Martorana, for example, made the switch over to tech comms because he wanted a change, specifically in terms of quality of life. Although he didn't immediately know where he wanted to go post-politics, the tech industry, like Capitol Hill, offered the promise to work on many different issues, with the added bonus of having a more balanced work-life schedule. "I wanted to work in an industry that would pique my curiosity. The breadth of issues we work on is so broad and the work is intellectually stimulating," he says.


Another similarity is the speaker-to-public connection. "A lot of what I did was constituent-focused," says Paul Day, an account director at the Bulleit Group. Day worked both in government and the nonprofit sector before making the jump into tech, where he now connects Google executives with speaking opportunities around the world. "We are working for the benefit of specific speakers and helping them tell their story."


One main difference though, Martorana notes, is the proactive versus reactive nature of public relations. In politics, most communications are a response to or a result of a previous headline, which can be exhausting. "There is a mental strain working on the Hill that is unique when you're lurching from issue to issue reacting."


There's an ongoing joke that any wild scenario that tech CEOs present to comms people is never as insane as the situations aides have been subject to on the Hill. For politicos, working in the tech industry promises the same exhilarating news cycles, fast-paced work environment, and big personalities, without the possibility for mistreatment that they previously experienced in politics.


D.C. could learn a few things from Silicon Valley, but so too, can Silicon Valley learn from D.C. For example, the lack of ideological diversity in Silicon Valley has caused numerous incidents. Stripping away the rhetoric, the conversations on Capitol Hill tend to be much more diverse with more opposing opinions than those coming out of Silicon Valley. The tech industry is made up of ideologues with a similar vision for the world and little room for discussion—just ask Peter Thiel.


What's more, countless startups have crashed and burned due to growing pains and a lack of processes set in place. Sure, installing additional procedures might result in slower movement, but it also minimizes the possibility of breaking things.
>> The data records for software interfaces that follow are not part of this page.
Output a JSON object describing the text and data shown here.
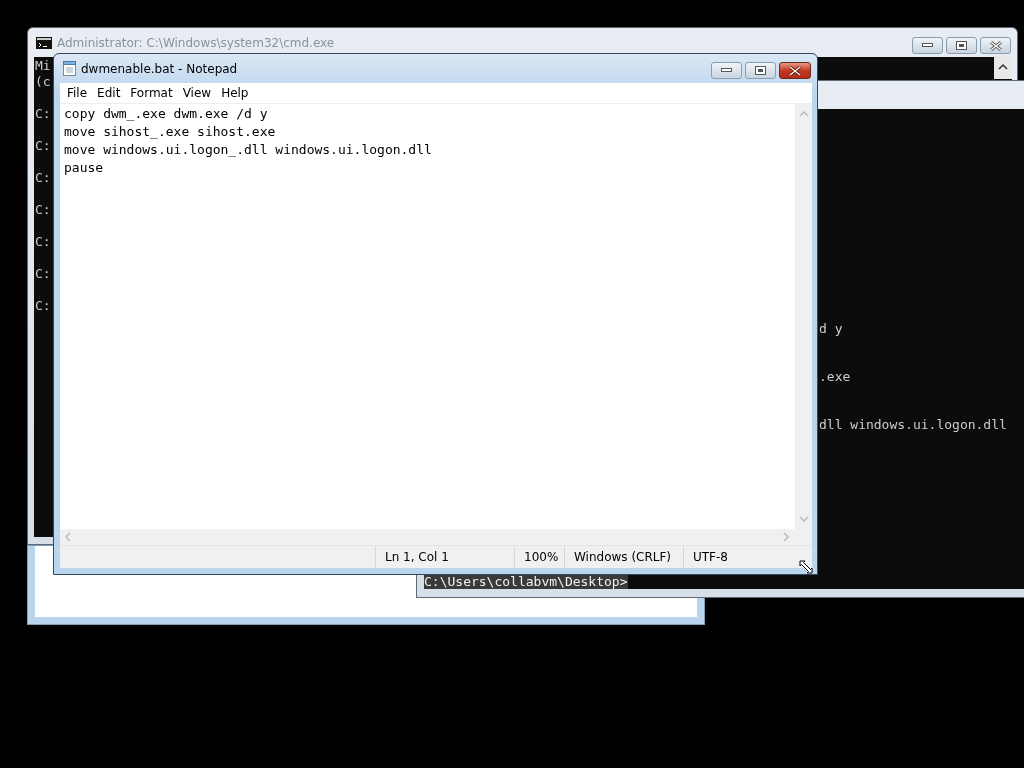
{
  "admin_console": {
    "title": "Administrator: C:\\Windows\\system32\\cmd.exe",
    "header_lines": [
      "Mi",
      "(c"
    ],
    "prompt_lines": [
      "C:",
      "C:",
      "C:",
      "C:",
      "C:",
      "C:",
      "C:"
    ]
  },
  "second_console": {
    "output_lines": [
      "d y",
      ".exe",
      "dll windows.ui.logon.dll"
    ],
    "prompt": "C:\\Users\\collabvm\\Desktop>"
  },
  "notepad": {
    "title": "dwmenable.bat - Notepad",
    "menu": [
      "File",
      "Edit",
      "Format",
      "View",
      "Help"
    ],
    "lines": [
      "copy dwm_.exe dwm.exe /d y",
      "move sihost_.exe sihost.exe",
      "move windows.ui.logon_.dll windows.ui.logon.dll",
      "pause"
    ],
    "status": [
      "Ln 1, Col 1",
      "100%",
      "Windows (CRLF)",
      "UTF-8"
    ]
  }
}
A couple years ago, Facebook changed its famed motto from "move fast and break things" to "move fast with stable infra"—infra being short for infrastructure—acknowledging that the company could benefit from some new procedures. Processes are made as safety nets and while tech companies are only encouraged to create these safety nets today, it's only a matter of time before they are forced to do so through governmental regulation.


Green currently splits her time between D.C. and San Francisco and works with clients in Silicon Valley and around the world. She's noticed a shift in perspective in the city over the last several years. "When I first came to D.C., I would say I worked for tech firms in San Francisco, and the response used to be 'those crazy people,' but now it's 'that's so cool!' There's a reconciliation between the two worlds."
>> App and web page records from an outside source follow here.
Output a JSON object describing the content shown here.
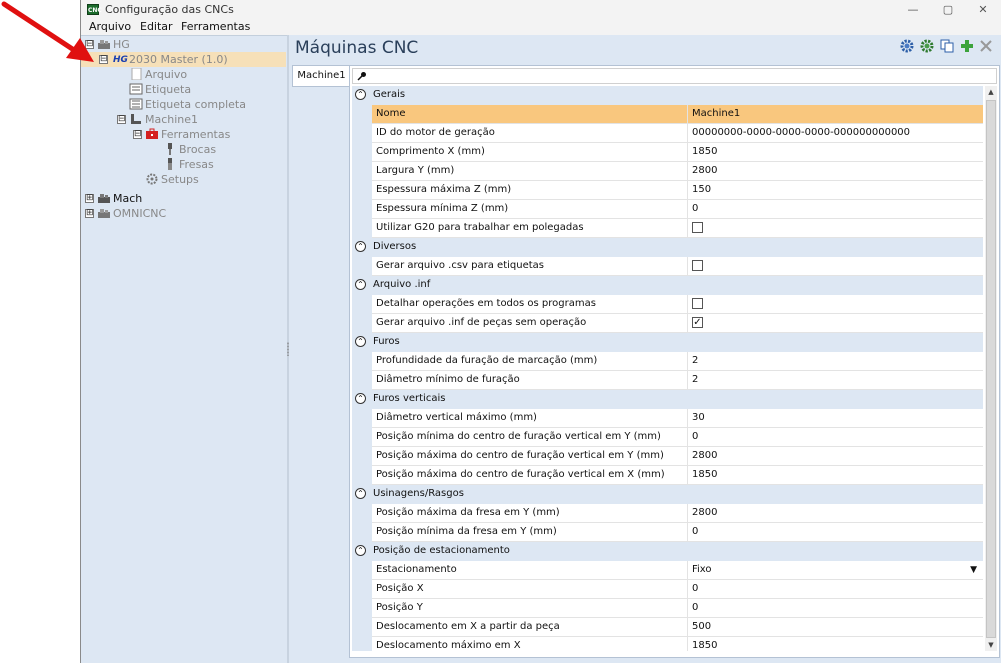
{
  "window": {
    "app_icon_text": "CNC",
    "title": "Configuração das CNCs",
    "controls": {
      "minimize": "—",
      "maximize": "▢",
      "close": "✕"
    }
  },
  "menu": [
    "Arquivo",
    "Editar",
    "Ferramentas"
  ],
  "tree": [
    {
      "label": "HG",
      "expander": "⊟",
      "level": 0
    },
    {
      "label": "2030 Master (1.0)",
      "expander": "⊟",
      "level": 1,
      "selected": true
    },
    {
      "label": "Arquivo",
      "level": 2
    },
    {
      "label": "Etiqueta",
      "level": 2
    },
    {
      "label": "Etiqueta completa",
      "level": 2
    },
    {
      "label": "Machine1",
      "expander": "⊟",
      "level": 2
    },
    {
      "label": "Ferramentas",
      "expander": "⊟",
      "level": 3
    },
    {
      "label": "Brocas",
      "level": 4
    },
    {
      "label": "Fresas",
      "level": 4
    },
    {
      "label": "Setups",
      "level": 3
    },
    {
      "label": "Mach",
      "expander": "⊞",
      "level": 0
    },
    {
      "label": "OMNICNC",
      "expander": "⊞",
      "level": 0
    }
  ],
  "main": {
    "title": "Máquinas CNC",
    "tab": "Machine1",
    "search_icon": "key-icon",
    "toolbar_icons": [
      "gear-blue-icon",
      "gear-green-icon",
      "copy-icon",
      "add-icon",
      "delete-icon"
    ]
  },
  "grid": {
    "categories": [
      {
        "label": "Gerais",
        "rows": [
          {
            "name": "Nome",
            "value": "Machine1",
            "highlight": true
          },
          {
            "name": "ID do motor de geração",
            "value": "00000000-0000-0000-0000-000000000000"
          },
          {
            "name": "Comprimento X (mm)",
            "value": "1850"
          },
          {
            "name": "Largura Y (mm)",
            "value": "2800"
          },
          {
            "name": "Espessura máxima Z (mm)",
            "value": "150"
          },
          {
            "name": "Espessura mínima Z (mm)",
            "value": "0"
          },
          {
            "name": "Utilizar G20 para trabalhar em polegadas",
            "checkbox": true,
            "checked": false
          }
        ]
      },
      {
        "label": "Diversos",
        "rows": [
          {
            "name": "Gerar arquivo .csv para etiquetas",
            "checkbox": true,
            "checked": false
          }
        ]
      },
      {
        "label": "Arquivo .inf",
        "rows": [
          {
            "name": "Detalhar operações em todos os programas",
            "checkbox": true,
            "checked": false
          },
          {
            "name": "Gerar arquivo .inf de peças sem operação",
            "checkbox": true,
            "checked": true
          }
        ]
      },
      {
        "label": "Furos",
        "rows": [
          {
            "name": "Profundidade da furação de marcação (mm)",
            "value": "2"
          },
          {
            "name": "Diâmetro mínimo de furação",
            "value": "2"
          }
        ]
      },
      {
        "label": "Furos verticais",
        "rows": [
          {
            "name": "Diâmetro vertical máximo (mm)",
            "value": "30"
          },
          {
            "name": "Posição mínima do centro de furação vertical em Y (mm)",
            "value": "0"
          },
          {
            "name": "Posição máxima do centro de furação vertical em Y (mm)",
            "value": "2800"
          },
          {
            "name": "Posição máxima do centro de furação vertical em X (mm)",
            "value": "1850"
          }
        ]
      },
      {
        "label": "Usinagens/Rasgos",
        "rows": [
          {
            "name": "Posição máxima da fresa em Y (mm)",
            "value": "2800"
          },
          {
            "name": "Posição mínima da fresa em Y (mm)",
            "value": "0"
          }
        ]
      },
      {
        "label": "Posição de estacionamento",
        "rows": [
          {
            "name": "Estacionamento",
            "value": "Fixo",
            "dropdown": true
          },
          {
            "name": "Posição X",
            "value": "0"
          },
          {
            "name": "Posição Y",
            "value": "0"
          },
          {
            "name": "Deslocamento em X a partir da peça",
            "value": "500"
          },
          {
            "name": "Deslocamento máximo em X",
            "value": "1850"
          }
        ]
      }
    ]
  },
  "colors": {
    "panel_bg": "#dde7f3",
    "selection": "#f6e0b8",
    "highlight_row": "#f9c77e",
    "annotation_arrow": "#e01010"
  }
}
As the tech and politics subcultures begin to crossover, there is a mutual benefit to synthesizing across their differences. Senators need to know how the internet works, just as tech CEOs need to have a willingness for different ideologies. Each side is having to learn the other's language, and comms specialists from both sides can help close the divide.
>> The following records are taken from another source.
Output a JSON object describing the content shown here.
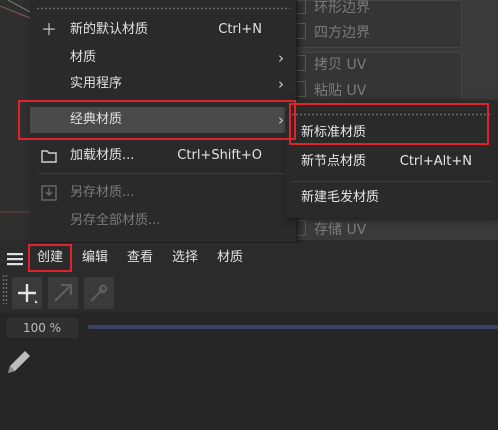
{
  "background_panel": {
    "items": [
      "环形边界",
      "四方边界",
      "拷贝 UV",
      "粘贴 UV",
      "存储 UV"
    ]
  },
  "main_menu": {
    "items": [
      {
        "label": "新的默认材质",
        "shortcut": "Ctrl+N",
        "icon": "plus-icon"
      },
      {
        "label": "材质",
        "submenu": true
      },
      {
        "label": "实用程序",
        "submenu": true
      },
      {
        "label": "经典材质",
        "submenu": true,
        "highlighted": true
      },
      {
        "label": "加载材质...",
        "shortcut": "Ctrl+Shift+O",
        "icon": "folder-icon"
      },
      {
        "label": "另存材质...",
        "disabled": true,
        "icon": "save-icon"
      },
      {
        "label": "另存全部材质...",
        "disabled": true
      }
    ]
  },
  "sub_menu": {
    "items": [
      {
        "label": "新标准材质",
        "highlighted": true
      },
      {
        "label": "新节点材质",
        "shortcut": "Ctrl+Alt+N"
      },
      {
        "label": "新建毛发材质"
      }
    ]
  },
  "tabs": [
    {
      "label": "创建",
      "active": true
    },
    {
      "label": "编辑"
    },
    {
      "label": "查看"
    },
    {
      "label": "选择"
    },
    {
      "label": "材质"
    }
  ],
  "toolbar": {
    "tools": [
      "plus-icon",
      "arrow-icon",
      "eyedropper-icon"
    ]
  },
  "zoom": {
    "label": "100 %"
  },
  "colors": {
    "highlight": "#e0232b",
    "menu_bg": "#2a2a2a",
    "hover_bg": "#4a4a4a"
  }
}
The Bulleit Group is a San Francisco-based tech PR firm with offices in Nashville, and Washington D.C. The agency works with cutting-edge technology leaders from LinkedIn and Google to Flexport and Orbital Insight. The team consists of anthropologists, data scientists, physicists, politicos, athletes, and journalists all turned master storytellers. They are hiring talented communicators from various backgrounds. For more information, visit their website.